• **Task**
Copy each line of the data below in which the word "separator" can be found.

• **Information shown**
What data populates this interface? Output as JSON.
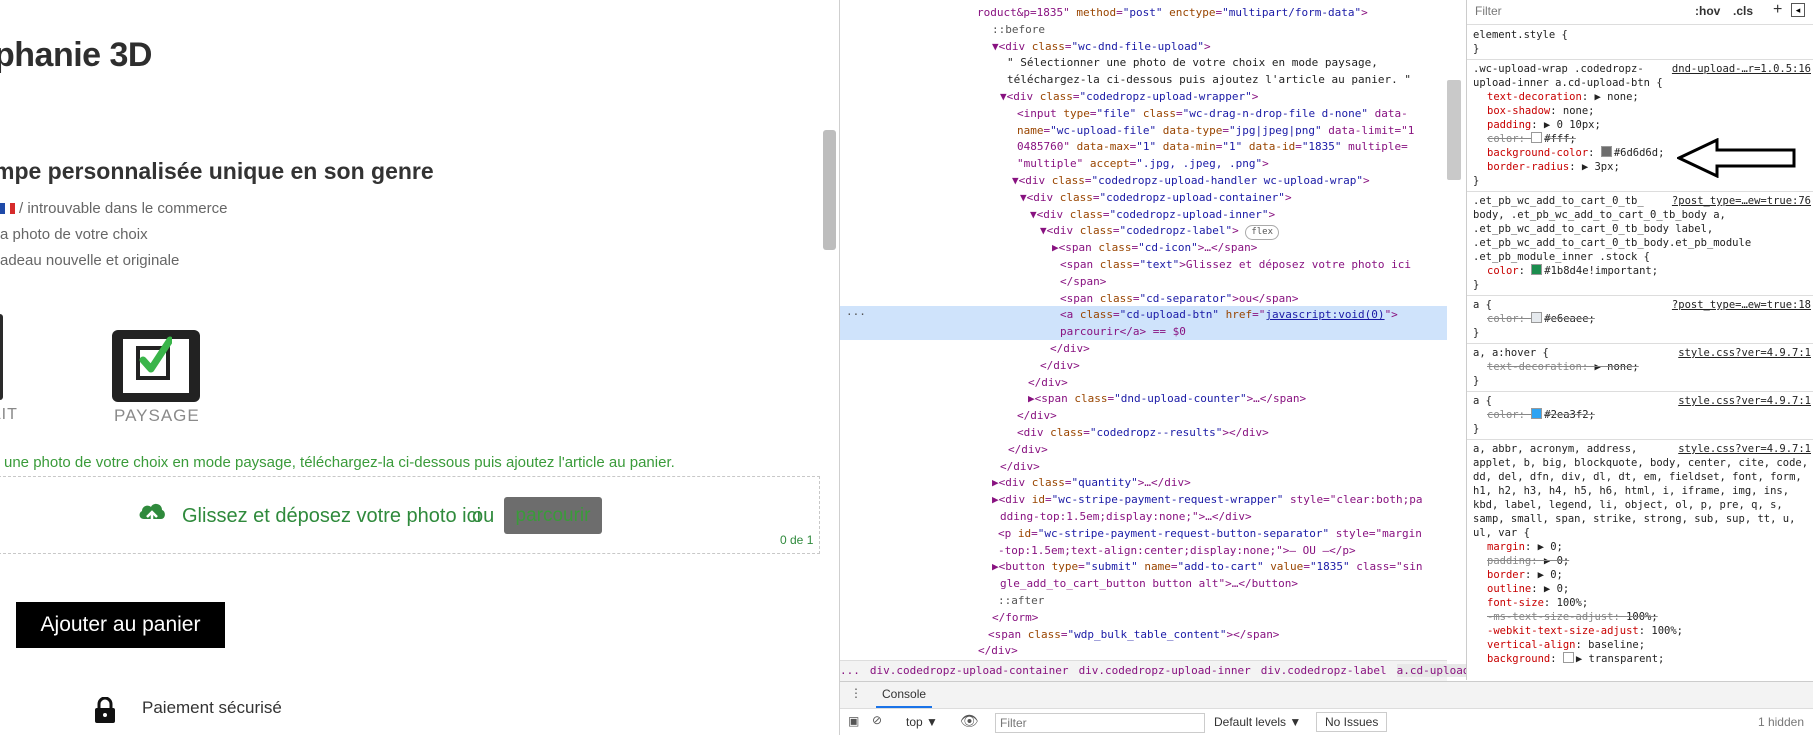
{
  "page": {
    "title": "phanie 3D",
    "subtitle": "mpe personnalisée unique en son genre",
    "features": [
      "/ introuvable dans le commerce",
      "a photo de votre choix",
      "adeau nouvelle et originale"
    ],
    "portrait_label": "AIT",
    "paysage_label": "PAYSAGE",
    "instruction": "une photo de votre choix en mode paysage, téléchargez-la ci-dessous puis ajoutez l'article au panier.",
    "drop_text": "Glissez et déposez votre photo ici",
    "separator": "ou",
    "browse_label": "parcourir",
    "counter": "0 de 1",
    "add_to_cart": "Ajouter au panier",
    "secure_payment": "Paiement sécurisé",
    "colors": {
      "accent_green": "#2f8a3c",
      "browse_bg": "#6d6d6d"
    }
  },
  "devtools": {
    "elements_lines": [
      {
        "t": "roduct&p=1835\" method=\"post\" enctype=\"multipart/form-data\">"
      },
      {
        "t": "::before"
      },
      {
        "t": "▼<div class=\"wc-dnd-file-upload\">"
      },
      {
        "t": "\" Sélectionner une photo de votre choix en mode paysage,"
      },
      {
        "t": "téléchargez-la ci-dessous puis ajoutez l'article au panier. \""
      },
      {
        "t": "▼<div class=\"codedropz-upload-wrapper\">"
      },
      {
        "t": "<input type=\"file\" class=\"wc-drag-n-drop-file d-none\" data-"
      },
      {
        "t": "name=\"wc-upload-file\" data-type=\"jpg|jpeg|png\" data-limit=\"1"
      },
      {
        "t": "0485760\" data-max=\"1\" data-min=\"1\" data-id=\"1835\" multiple="
      },
      {
        "t": "\"multiple\" accept=\".jpg, .jpeg, .png\">"
      },
      {
        "t": "▼<div class=\"codedropz-upload-handler wc-upload-wrap\">"
      },
      {
        "t": "▼<div class=\"codedropz-upload-container\">"
      },
      {
        "t": "▼<div class=\"codedropz-upload-inner\">"
      },
      {
        "t": "▼<div class=\"codedropz-label\">"
      },
      {
        "t": "▶<span class=\"cd-icon\">…</span>"
      },
      {
        "t": "<span class=\"text\">Glissez et déposez votre photo ici"
      },
      {
        "t": "</span>"
      },
      {
        "t": "<span class=\"cd-separator\">ou</span>"
      },
      {
        "t": "<a class=\"cd-upload-btn\" href=\"javascript:void(0)\">"
      },
      {
        "t": "parcourir</a> == $0"
      },
      {
        "t": "</div>"
      },
      {
        "t": "</div>"
      },
      {
        "t": "</div>"
      },
      {
        "t": "▶<span class=\"dnd-upload-counter\">…</span>"
      },
      {
        "t": "</div>"
      },
      {
        "t": "<div class=\"codedropz--results\"></div>"
      },
      {
        "t": "</div>"
      },
      {
        "t": "</div>"
      },
      {
        "t": "▶<div class=\"quantity\">…</div>"
      },
      {
        "t": "▶<div id=\"wc-stripe-payment-request-wrapper\" style=\"clear:both;pa"
      },
      {
        "t": "dding-top:1.5em;display:none;\">…</div>"
      },
      {
        "t": "<p id=\"wc-stripe-payment-request-button-separator\" style=\"margin"
      },
      {
        "t": "-top:1.5em;text-align:center;display:none;\">— OU —</p>"
      },
      {
        "t": "▶<button type=\"submit\" name=\"add-to-cart\" value=\"1835\" class=\"sin"
      },
      {
        "t": "gle_add_to_cart_button button alt\">…</button>"
      },
      {
        "t": "::after"
      },
      {
        "t": "</form>"
      },
      {
        "t": "<span class=\"wdp_bulk_table_content\"></span>"
      },
      {
        "t": "</div>"
      }
    ],
    "flex_badge": "flex",
    "breadcrumbs": [
      "...",
      "div.codedropz-upload-container",
      "div.codedropz-upload-inner",
      "div.codedropz-label",
      "a.cd-upload-btn",
      "..."
    ],
    "drawer_tab": "Console",
    "console": {
      "context": "top ▼",
      "filter_placeholder": "Filter",
      "levels": "Default levels ▼",
      "issues": "No Issues",
      "hidden": "1 hidden"
    },
    "styles": {
      "filter_placeholder": "Filter",
      "hov": ":hov",
      "cls": ".cls",
      "lines": [
        {
          "s": "element.style {"
        },
        {
          "s": "}"
        },
        {
          "s": ".wc-upload-wrap .codedropz-",
          "src": "dnd-upload-…r=1.0.5:16"
        },
        {
          "s": "upload-inner a.cd-upload-btn {"
        },
        {
          "p": "text-decoration",
          "v": "▶ none;"
        },
        {
          "p": "box-shadow",
          "v": "none;"
        },
        {
          "p": "padding",
          "v": "▶ 0 10px;"
        },
        {
          "p": "color",
          "v": "#fff;",
          "strike": true,
          "sw": "#ffffff"
        },
        {
          "p": "background-color",
          "v": "#6d6d6d;",
          "sw": "#6d6d6d"
        },
        {
          "p": "border-radius",
          "v": "▶ 3px;"
        },
        {
          "s": "}"
        },
        {
          "s": ".et_pb_wc_add_to_cart_0_tb_",
          "src": "?post_type=…ew=true:76"
        },
        {
          "s": "body, .et_pb_wc_add_to_cart_0_tb_body a,"
        },
        {
          "s": ".et_pb_wc_add_to_cart_0_tb_body label,"
        },
        {
          "s": ".et_pb_wc_add_to_cart_0_tb_body.et_pb_module"
        },
        {
          "s": ".et_pb_module_inner .stock {"
        },
        {
          "p": "color",
          "v": "#1b8d4e!important;",
          "sw": "#1b8d4e"
        },
        {
          "s": "}"
        },
        {
          "s": "a {",
          "src": "?post_type=…ew=true:18"
        },
        {
          "p": "color",
          "v": "#e6eaee;",
          "strike": true,
          "sw": "#e6eaee"
        },
        {
          "s": "}"
        },
        {
          "s": "a, a:hover {",
          "src": "style.css?ver=4.9.7:1"
        },
        {
          "p": "text-decoration",
          "v": "▶ none;",
          "strike": true
        },
        {
          "s": "}"
        },
        {
          "s": "a {",
          "src": "style.css?ver=4.9.7:1"
        },
        {
          "p": "color",
          "v": "#2ea3f2;",
          "strike": true,
          "sw": "#2ea3f2"
        },
        {
          "s": "}"
        },
        {
          "s": "a, abbr, acronym, address,",
          "src": "style.css?ver=4.9.7:1"
        },
        {
          "s": "applet, b, big, blockquote, body, center, cite, code,"
        },
        {
          "s": "dd, del, dfn, div, dl, dt, em, fieldset, font, form,"
        },
        {
          "s": "h1, h2, h3, h4, h5, h6, html, i, iframe, img, ins,"
        },
        {
          "s": "kbd, label, legend, li, object, ol, p, pre, q, s,"
        },
        {
          "s": "samp, small, span, strike, strong, sub, sup, tt, u,"
        },
        {
          "s": "ul, var {"
        },
        {
          "p": "margin",
          "v": "▶ 0;"
        },
        {
          "p": "padding",
          "v": "▶ 0;",
          "strike": true
        },
        {
          "p": "border",
          "v": "▶ 0;"
        },
        {
          "p": "outline",
          "v": "▶ 0;"
        },
        {
          "p": "font-size",
          "v": "100%;"
        },
        {
          "p": "-ms-text-size-adjust",
          "v": "100%;",
          "strike": true
        },
        {
          "p": "-webkit-text-size-adjust",
          "v": "100%;"
        },
        {
          "p": "vertical-align",
          "v": "baseline;"
        },
        {
          "p": "background",
          "v": "▶ transparent;",
          "sw": "#ffffff"
        }
      ]
    }
  }
}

• **Task answer**
    "separator": "ou",
        "t": "<span class=\"cd-separator\">ou</span>"
        "t": "<p id=\"wc-stripe-payment-request-button-separator\" style=\"margin"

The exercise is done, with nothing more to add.